**TASK REQUIREMENTS**
This exercise calls for the data below to be retyped exactly, minus any images.

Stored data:
____________________

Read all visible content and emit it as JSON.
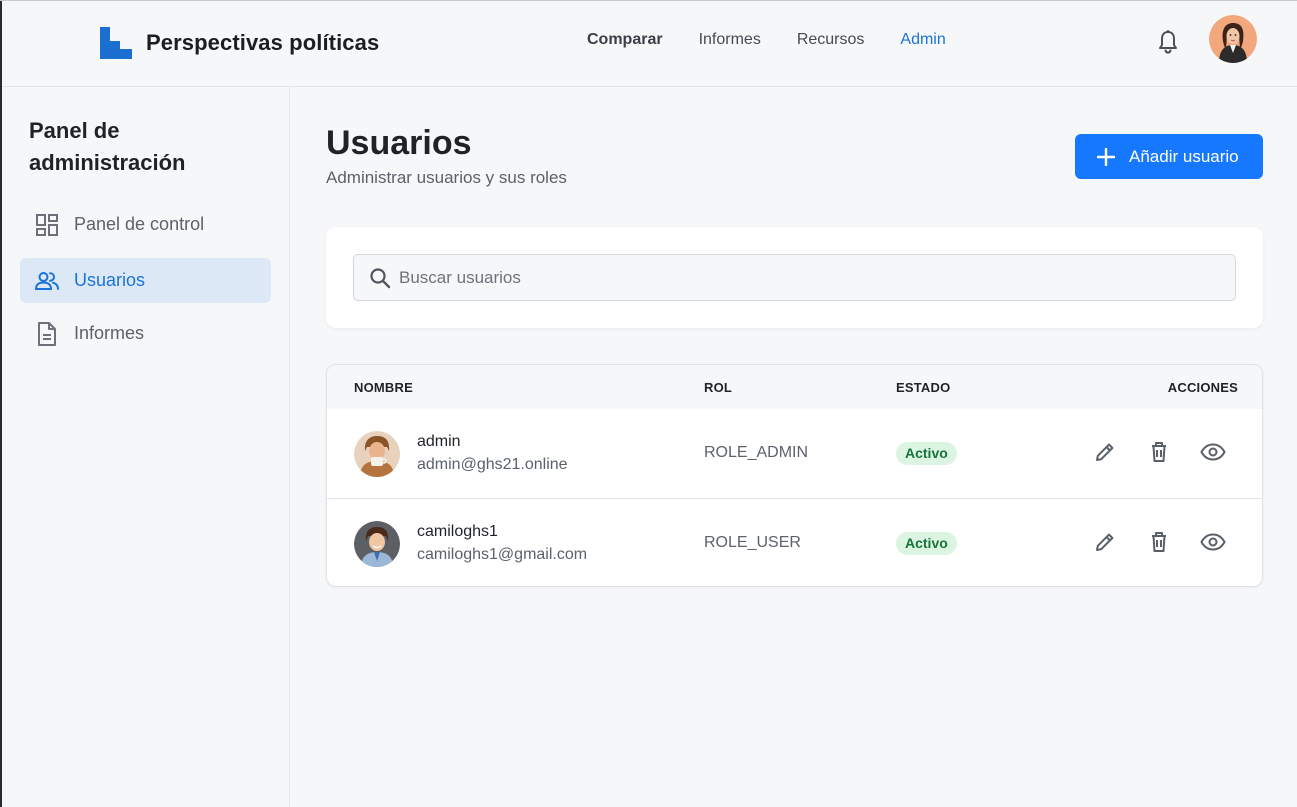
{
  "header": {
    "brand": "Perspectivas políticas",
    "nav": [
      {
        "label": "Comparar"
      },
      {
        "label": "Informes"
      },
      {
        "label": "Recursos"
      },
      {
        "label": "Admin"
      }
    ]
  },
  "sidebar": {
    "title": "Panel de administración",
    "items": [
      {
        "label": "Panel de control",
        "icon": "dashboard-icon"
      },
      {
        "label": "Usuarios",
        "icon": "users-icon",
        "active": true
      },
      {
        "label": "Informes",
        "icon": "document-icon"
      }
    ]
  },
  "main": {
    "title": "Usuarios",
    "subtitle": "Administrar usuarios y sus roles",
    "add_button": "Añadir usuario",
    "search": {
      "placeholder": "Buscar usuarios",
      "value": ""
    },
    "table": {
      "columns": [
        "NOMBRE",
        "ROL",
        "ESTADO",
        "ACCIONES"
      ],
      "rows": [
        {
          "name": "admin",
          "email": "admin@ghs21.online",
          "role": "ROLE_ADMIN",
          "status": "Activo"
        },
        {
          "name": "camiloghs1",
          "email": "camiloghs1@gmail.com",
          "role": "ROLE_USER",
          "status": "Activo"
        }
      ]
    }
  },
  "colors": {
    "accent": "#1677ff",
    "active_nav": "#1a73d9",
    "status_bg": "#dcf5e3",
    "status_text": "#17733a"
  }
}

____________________

**THE ANSWER**
Read all visible content and emit it as JSON.
{
  "header": {
    "brand": "Perspectivas políticas",
    "nav": [
      {
        "label": "Comparar"
      },
      {
        "label": "Informes"
      },
      {
        "label": "Recursos"
      },
      {
        "label": "Admin"
      }
    ]
  },
  "sidebar": {
    "title": "Panel de administración",
    "items": [
      {
        "label": "Panel de control",
        "icon": "dashboard-icon"
      },
      {
        "label": "Usuarios",
        "icon": "users-icon",
        "active": true
      },
      {
        "label": "Informes",
        "icon": "document-icon"
      }
    ]
  },
  "main": {
    "title": "Usuarios",
    "subtitle": "Administrar usuarios y sus roles",
    "add_button": "Añadir usuario",
    "search": {
      "placeholder": "Buscar usuarios",
      "value": ""
    },
    "table": {
      "columns": [
        "NOMBRE",
        "ROL",
        "ESTADO",
        "ACCIONES"
      ],
      "rows": [
        {
          "name": "admin",
          "email": "admin@ghs21.online",
          "role": "ROLE_ADMIN",
          "status": "Activo"
        },
        {
          "name": "camiloghs1",
          "email": "camiloghs1@gmail.com",
          "role": "ROLE_USER",
          "status": "Activo"
        }
      ]
    }
  },
  "colors": {
    "accent": "#1677ff",
    "active_nav": "#1a73d9",
    "status_bg": "#dcf5e3",
    "status_text": "#17733a"
  }
}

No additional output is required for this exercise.